* **What the task asks**: Without copying any picture, return all lines below exactly.

* **Given data**:
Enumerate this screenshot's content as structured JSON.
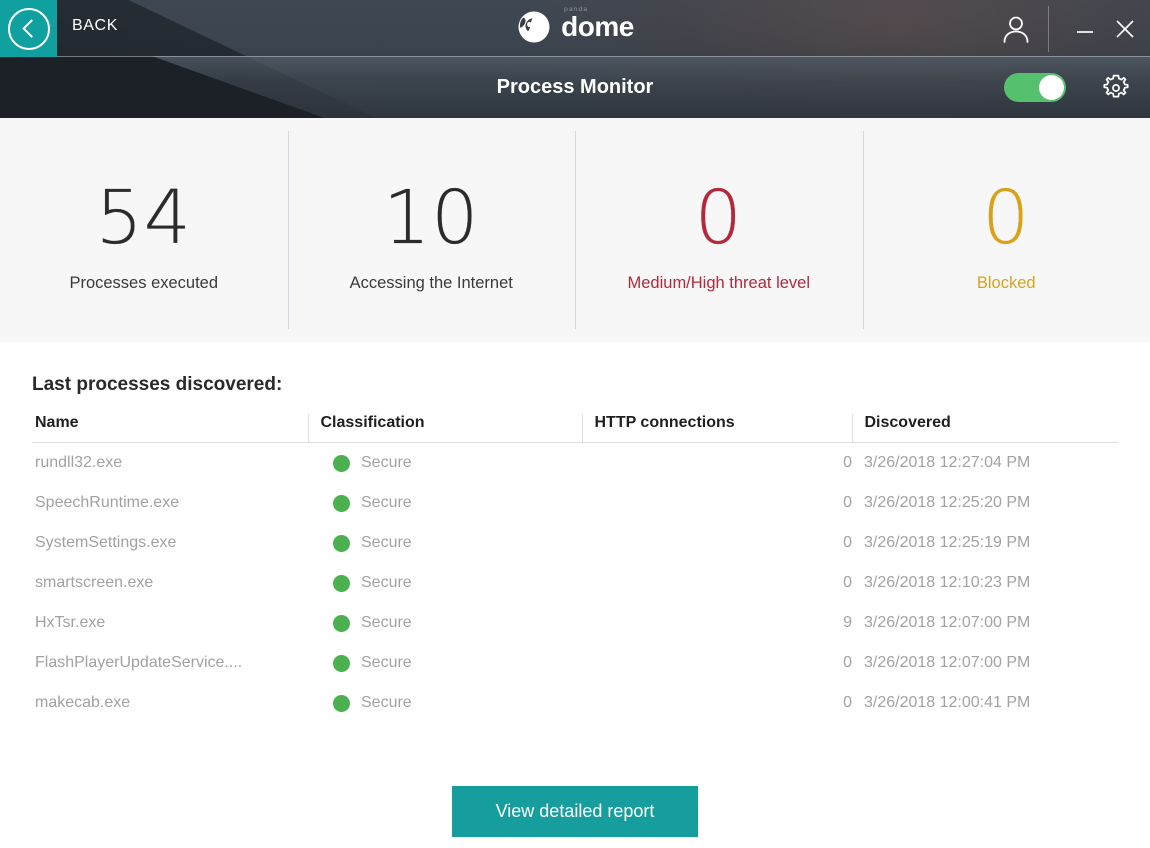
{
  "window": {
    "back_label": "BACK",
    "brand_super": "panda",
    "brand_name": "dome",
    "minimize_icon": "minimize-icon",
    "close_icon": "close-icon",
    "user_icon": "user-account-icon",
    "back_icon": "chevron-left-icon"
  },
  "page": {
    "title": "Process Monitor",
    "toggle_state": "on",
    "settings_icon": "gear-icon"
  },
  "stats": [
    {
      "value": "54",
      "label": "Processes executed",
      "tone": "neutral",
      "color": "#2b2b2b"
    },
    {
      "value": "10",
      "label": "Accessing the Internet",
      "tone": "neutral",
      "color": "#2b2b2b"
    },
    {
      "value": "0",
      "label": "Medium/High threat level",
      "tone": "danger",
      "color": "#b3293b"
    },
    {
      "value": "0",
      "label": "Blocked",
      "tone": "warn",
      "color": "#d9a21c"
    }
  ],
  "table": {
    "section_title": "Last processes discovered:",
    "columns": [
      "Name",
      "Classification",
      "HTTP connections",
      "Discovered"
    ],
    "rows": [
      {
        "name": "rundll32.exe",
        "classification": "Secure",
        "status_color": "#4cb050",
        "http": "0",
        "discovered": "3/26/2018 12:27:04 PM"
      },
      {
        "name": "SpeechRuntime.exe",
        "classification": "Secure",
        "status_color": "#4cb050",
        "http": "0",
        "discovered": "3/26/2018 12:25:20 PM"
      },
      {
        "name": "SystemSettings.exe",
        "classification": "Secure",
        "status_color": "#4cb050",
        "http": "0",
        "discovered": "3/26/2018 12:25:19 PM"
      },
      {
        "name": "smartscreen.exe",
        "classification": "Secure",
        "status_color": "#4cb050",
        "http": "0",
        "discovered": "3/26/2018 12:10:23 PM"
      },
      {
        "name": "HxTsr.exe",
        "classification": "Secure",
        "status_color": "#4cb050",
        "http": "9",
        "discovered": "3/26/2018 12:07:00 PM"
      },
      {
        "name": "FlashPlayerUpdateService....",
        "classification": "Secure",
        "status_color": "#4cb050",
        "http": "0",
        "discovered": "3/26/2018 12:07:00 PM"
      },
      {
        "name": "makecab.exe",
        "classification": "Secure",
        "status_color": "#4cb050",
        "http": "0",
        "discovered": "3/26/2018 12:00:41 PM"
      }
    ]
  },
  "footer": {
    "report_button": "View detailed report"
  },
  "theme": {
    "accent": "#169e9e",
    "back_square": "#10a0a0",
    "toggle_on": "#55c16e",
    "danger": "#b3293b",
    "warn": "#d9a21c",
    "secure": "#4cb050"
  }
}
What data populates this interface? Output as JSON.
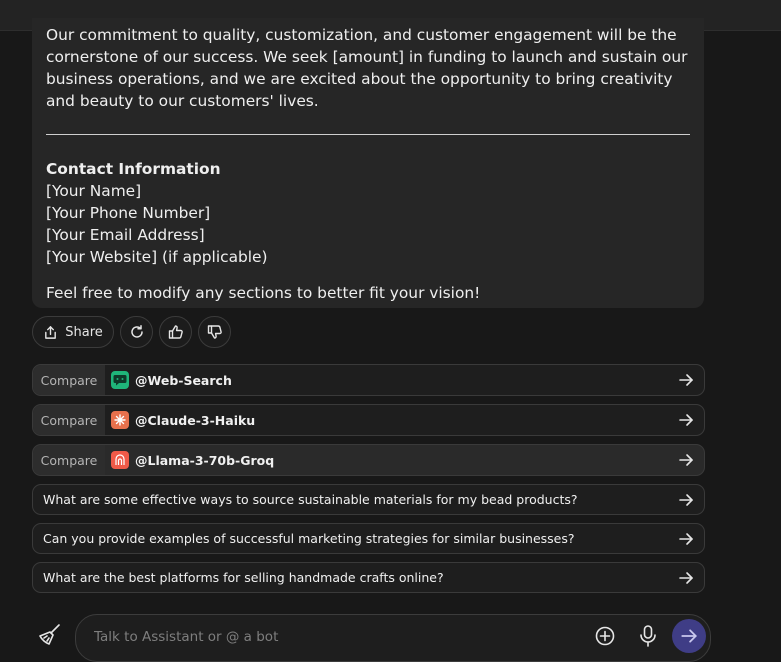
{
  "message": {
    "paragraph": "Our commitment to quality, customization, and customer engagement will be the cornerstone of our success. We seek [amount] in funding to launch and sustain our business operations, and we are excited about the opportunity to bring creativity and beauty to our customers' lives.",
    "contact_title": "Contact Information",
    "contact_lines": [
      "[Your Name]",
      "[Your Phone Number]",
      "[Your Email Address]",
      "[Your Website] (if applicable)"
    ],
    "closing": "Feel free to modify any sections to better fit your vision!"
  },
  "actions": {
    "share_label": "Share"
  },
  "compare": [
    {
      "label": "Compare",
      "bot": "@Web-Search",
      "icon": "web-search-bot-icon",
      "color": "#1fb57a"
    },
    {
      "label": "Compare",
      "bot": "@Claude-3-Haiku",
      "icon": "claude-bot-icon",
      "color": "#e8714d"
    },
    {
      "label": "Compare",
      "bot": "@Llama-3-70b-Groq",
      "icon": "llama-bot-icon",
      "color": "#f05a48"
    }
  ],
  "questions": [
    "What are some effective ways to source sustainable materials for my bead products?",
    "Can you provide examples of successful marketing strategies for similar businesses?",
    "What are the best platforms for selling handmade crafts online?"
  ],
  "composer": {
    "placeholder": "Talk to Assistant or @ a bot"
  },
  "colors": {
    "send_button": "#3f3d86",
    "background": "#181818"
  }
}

* **Answer below**:
Enumerate this screenshot's content as structured JSON.
{
  "window": {
    "back_label": "BACK",
    "brand_super": "panda",
    "brand_name": "dome",
    "minimize_icon": "minimize-icon",
    "close_icon": "close-icon",
    "user_icon": "user-account-icon",
    "back_icon": "chevron-left-icon"
  },
  "page": {
    "title": "Process Monitor",
    "toggle_state": "on",
    "settings_icon": "gear-icon"
  },
  "stats": [
    {
      "value": "54",
      "label": "Processes executed",
      "tone": "neutral",
      "color": "#2b2b2b"
    },
    {
      "value": "10",
      "label": "Accessing the Internet",
      "tone": "neutral",
      "color": "#2b2b2b"
    },
    {
      "value": "0",
      "label": "Medium/High threat level",
      "tone": "danger",
      "color": "#b3293b"
    },
    {
      "value": "0",
      "label": "Blocked",
      "tone": "warn",
      "color": "#d9a21c"
    }
  ],
  "table": {
    "section_title": "Last processes discovered:",
    "columns": [
      "Name",
      "Classification",
      "HTTP connections",
      "Discovered"
    ],
    "rows": [
      {
        "name": "rundll32.exe",
        "classification": "Secure",
        "status_color": "#4cb050",
        "http": "0",
        "discovered": "3/26/2018 12:27:04 PM"
      },
      {
        "name": "SpeechRuntime.exe",
        "classification": "Secure",
        "status_color": "#4cb050",
        "http": "0",
        "discovered": "3/26/2018 12:25:20 PM"
      },
      {
        "name": "SystemSettings.exe",
        "classification": "Secure",
        "status_color": "#4cb050",
        "http": "0",
        "discovered": "3/26/2018 12:25:19 PM"
      },
      {
        "name": "smartscreen.exe",
        "classification": "Secure",
        "status_color": "#4cb050",
        "http": "0",
        "discovered": "3/26/2018 12:10:23 PM"
      },
      {
        "name": "HxTsr.exe",
        "classification": "Secure",
        "status_color": "#4cb050",
        "http": "9",
        "discovered": "3/26/2018 12:07:00 PM"
      },
      {
        "name": "FlashPlayerUpdateService....",
        "classification": "Secure",
        "status_color": "#4cb050",
        "http": "0",
        "discovered": "3/26/2018 12:07:00 PM"
      },
      {
        "name": "makecab.exe",
        "classification": "Secure",
        "status_color": "#4cb050",
        "http": "0",
        "discovered": "3/26/2018 12:00:41 PM"
      }
    ]
  },
  "footer": {
    "report_button": "View detailed report"
  },
  "theme": {
    "accent": "#169e9e",
    "back_square": "#10a0a0",
    "toggle_on": "#55c16e",
    "danger": "#b3293b",
    "warn": "#d9a21c",
    "secure": "#4cb050"
  }
}
What data populates this interface? Output as JSON.
{
  "message": {
    "paragraph": "Our commitment to quality, customization, and customer engagement will be the cornerstone of our success. We seek [amount] in funding to launch and sustain our business operations, and we are excited about the opportunity to bring creativity and beauty to our customers' lives.",
    "contact_title": "Contact Information",
    "contact_lines": [
      "[Your Name]",
      "[Your Phone Number]",
      "[Your Email Address]",
      "[Your Website] (if applicable)"
    ],
    "closing": "Feel free to modify any sections to better fit your vision!"
  },
  "actions": {
    "share_label": "Share"
  },
  "compare": [
    {
      "label": "Compare",
      "bot": "@Web-Search",
      "icon": "web-search-bot-icon",
      "color": "#1fb57a"
    },
    {
      "label": "Compare",
      "bot": "@Claude-3-Haiku",
      "icon": "claude-bot-icon",
      "color": "#e8714d"
    },
    {
      "label": "Compare",
      "bot": "@Llama-3-70b-Groq",
      "icon": "llama-bot-icon",
      "color": "#f05a48"
    }
  ],
  "questions": [
    "What are some effective ways to source sustainable materials for my bead products?",
    "Can you provide examples of successful marketing strategies for similar businesses?",
    "What are the best platforms for selling handmade crafts online?"
  ],
  "composer": {
    "placeholder": "Talk to Assistant or @ a bot"
  },
  "colors": {
    "send_button": "#3f3d86",
    "background": "#181818"
  }
}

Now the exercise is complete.